More Cuts to Universities On The Horizon

Duchesne Unable to Deny Further Shrink in Budget

The third of four thematic meetings leading towards next month’s province-wide summit on higher education began on an ambiguous note.

The meeting took place on Jan. 17 and 18 at Université de Sherbrooke.

At a press conference held prior to the meeting, Minister of Higher Education, Research, Science and Technology Pierre Duchesne was asked repeatedly whether the $124 million cuts imposed on universities in December would continue next year.

He approached the questions carefully, but didn’t deny that additional cuts were likely coming.

“We’ll have to see,” said Duchesne. “Will it be recurring, will it be whole, or in part?”

He did not specify the magnitude of the potential 2013-2014 cuts.

“We have to get to zero deficit,” he continued. “When we’ve determined what [the student contribution] will be, we can add and subtract.”

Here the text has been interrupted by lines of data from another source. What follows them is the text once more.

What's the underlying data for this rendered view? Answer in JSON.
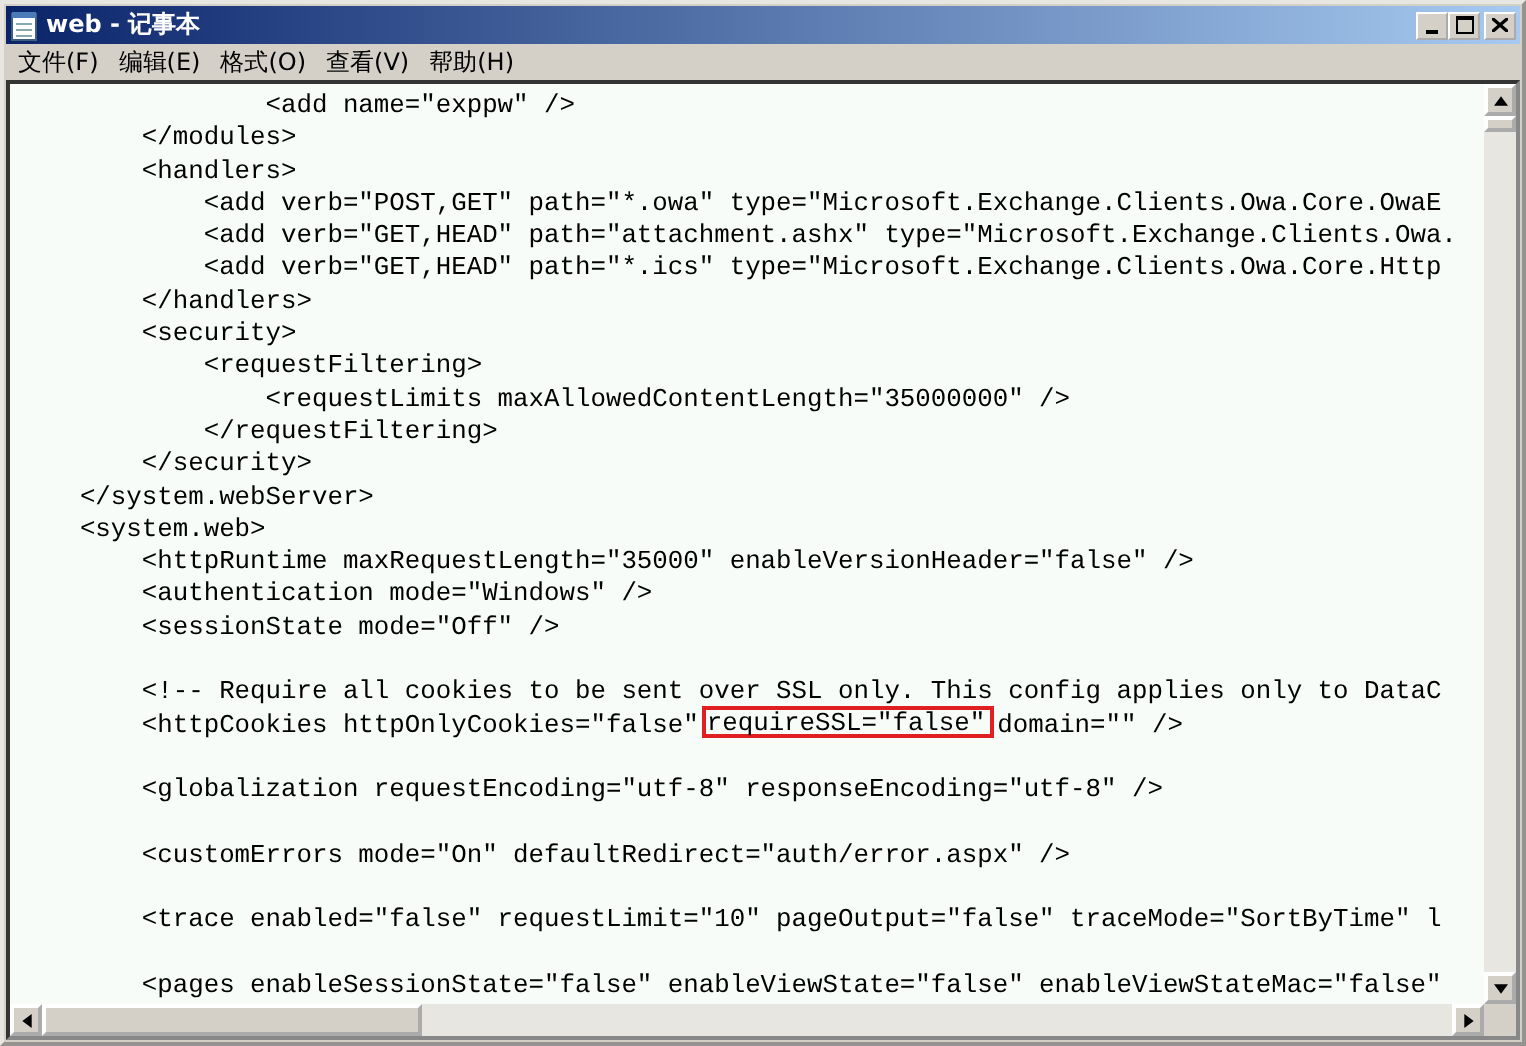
{
  "window": {
    "title": "web - 记事本"
  },
  "menu": [
    "文件(F)",
    "编辑(E)",
    "格式(O)",
    "查看(V)",
    "帮助(H)"
  ],
  "lines": [
    {
      "kind": "code",
      "text": "                <add name=\"exppw\" />"
    },
    {
      "kind": "code",
      "text": "        </modules>"
    },
    {
      "kind": "code",
      "text": "        <handlers>"
    },
    {
      "kind": "code",
      "text": "            <add verb=\"POST,GET\" path=\"*.owa\" type=\"Microsoft.Exchange.Clients.Owa.Core.OwaE"
    },
    {
      "kind": "code",
      "text": "            <add verb=\"GET,HEAD\" path=\"attachment.ashx\" type=\"Microsoft.Exchange.Clients.Owa."
    },
    {
      "kind": "code",
      "text": "            <add verb=\"GET,HEAD\" path=\"*.ics\" type=\"Microsoft.Exchange.Clients.Owa.Core.Http"
    },
    {
      "kind": "code",
      "text": "        </handlers>"
    },
    {
      "kind": "code",
      "text": "        <security>"
    },
    {
      "kind": "code",
      "text": "            <requestFiltering>"
    },
    {
      "kind": "code",
      "text": "                <requestLimits maxAllowedContentLength=\"35000000\" />"
    },
    {
      "kind": "code",
      "text": "            </requestFiltering>"
    },
    {
      "kind": "code",
      "text": "        </security>"
    },
    {
      "kind": "code",
      "text": "    </system.webServer>"
    },
    {
      "kind": "code",
      "text": "    <system.web>"
    },
    {
      "kind": "code",
      "text": "        <httpRuntime maxRequestLength=\"35000\" enableVersionHeader=\"false\" />"
    },
    {
      "kind": "code",
      "text": "        <authentication mode=\"Windows\" />"
    },
    {
      "kind": "code",
      "text": "        <sessionState mode=\"Off\" />"
    },
    {
      "kind": "blank"
    },
    {
      "kind": "code",
      "text": "        <!-- Require all cookies to be sent over SSL only. This config applies only to DataC"
    },
    {
      "kind": "marked",
      "before": "        <httpCookies httpOnlyCookies=\"false\"",
      "marked": "requireSSL=\"false\"",
      "after": "domain=\"\" />"
    },
    {
      "kind": "blank"
    },
    {
      "kind": "code",
      "text": "        <globalization requestEncoding=\"utf-8\" responseEncoding=\"utf-8\" />"
    },
    {
      "kind": "blank"
    },
    {
      "kind": "code",
      "text": "        <customErrors mode=\"On\" defaultRedirect=\"auth/error.aspx\" />"
    },
    {
      "kind": "blank"
    },
    {
      "kind": "code",
      "text": "        <trace enabled=\"false\" requestLimit=\"10\" pageOutput=\"false\" traceMode=\"SortByTime\" l"
    },
    {
      "kind": "blank"
    },
    {
      "kind": "code",
      "text": "        <pages enableSessionState=\"false\" enableViewState=\"false\" enableViewStateMac=\"false\""
    }
  ]
}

Duchesne’s words confirmed what was recently alluded to by Concordia administrators in a series of public meetings —that, even though 2013-2014 budget currently promises a small re-investment, the Parti Québécois will announce more cuts next year.

On Nov. 14, Concordia’s interim-Provost Lisa Ostiguy referenced a recent meeting between Concordia administrators and the government in which these cuts were discussed.

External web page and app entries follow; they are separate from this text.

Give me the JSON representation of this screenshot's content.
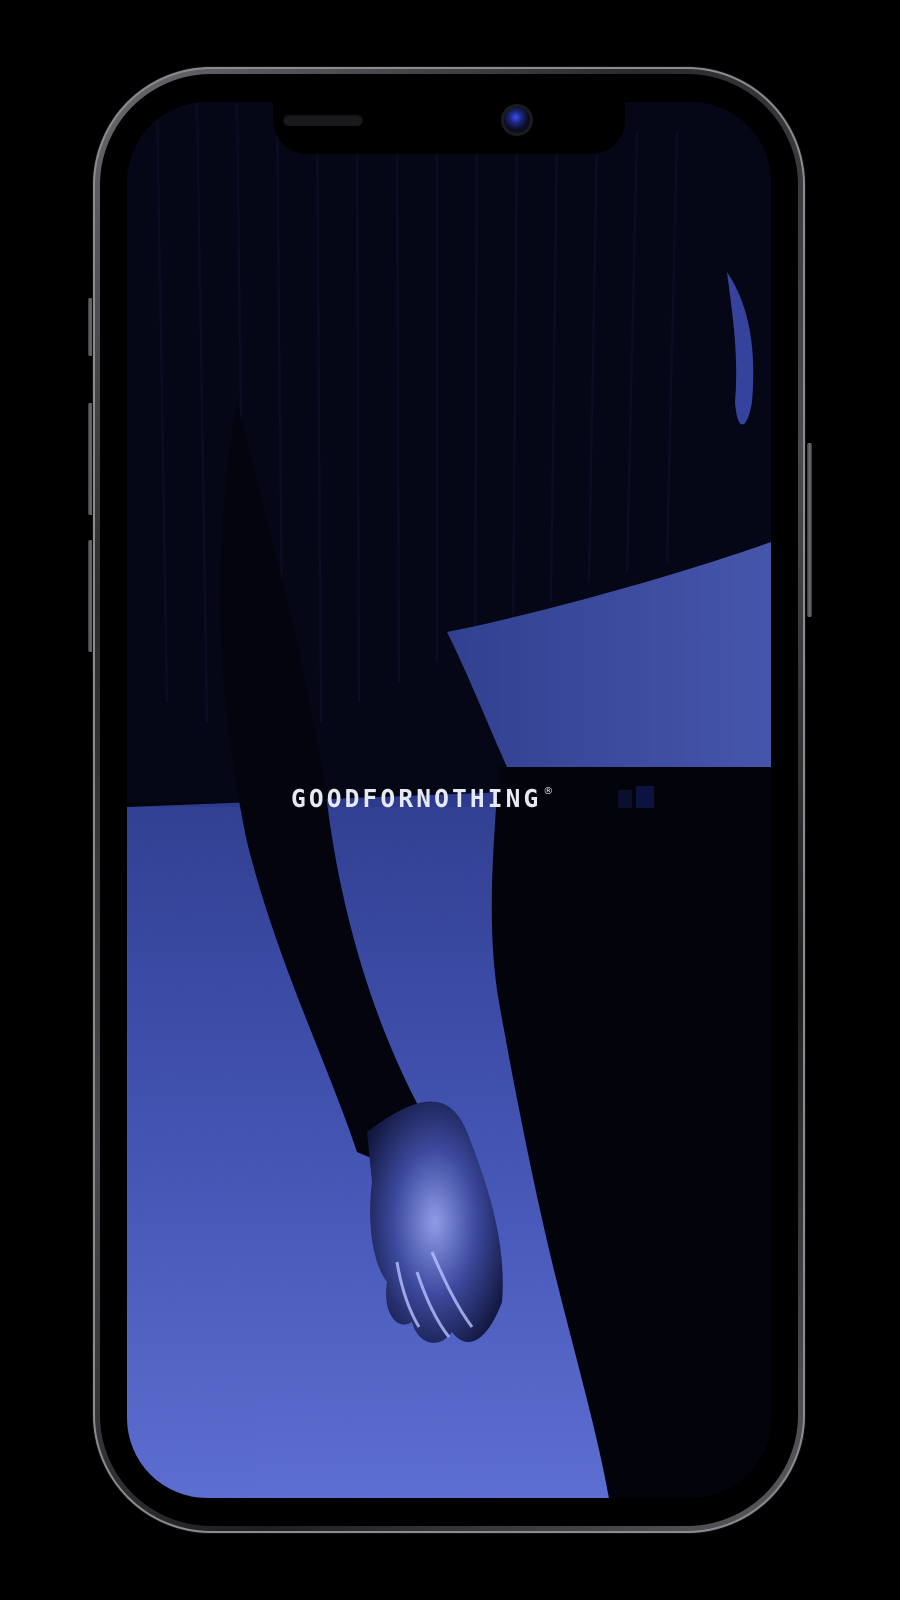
{
  "brand": {
    "wordmark": "GOODFORNOTHING",
    "registered_mark": "®"
  },
  "colors": {
    "background": "#000000",
    "screen_shadow": "#02030a",
    "blue_tint": "#4a5ab8",
    "logo_text": "#e6e8f2"
  },
  "device": {
    "type": "smartphone mockup"
  }
}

“We have to get to zero deficit. When we’ve determined what [the student contribution] will be, we can add and subtract.”
—Pierre Duchesne, Minister of Higher Education, Research, Science and Technology

Underfinancing or Mismanagement?

The issue of under-financing was hotly debated at the meeting.

The Conference of Rectors and Principals of Quebec Universities claimed that Quebec Universities are under financed by $850 million dollars, compared to other provinces’ universities.

Others, including the Fédération étudiante universitaire du Québec, rejected the number, saying that poor management of funds and insufficient oversight are bigger problems.

The FEUQ, the union of Quebec professors and the union federation CSN called for changes in the university funding model itself—that pays out to universities on a per-student basis—on grounds that it created undue competition between universities and fostered expensive, unnecessary expansion.

President Sylvie Beauchamp of the Université du Québec network contested this, saying that expansion was necessary to respond to Quebec’s growing higher education needs.

The Table de concertation étudiante du Québec suggested taxing businesses to raise funds, something the Quebec Employers Council opposed.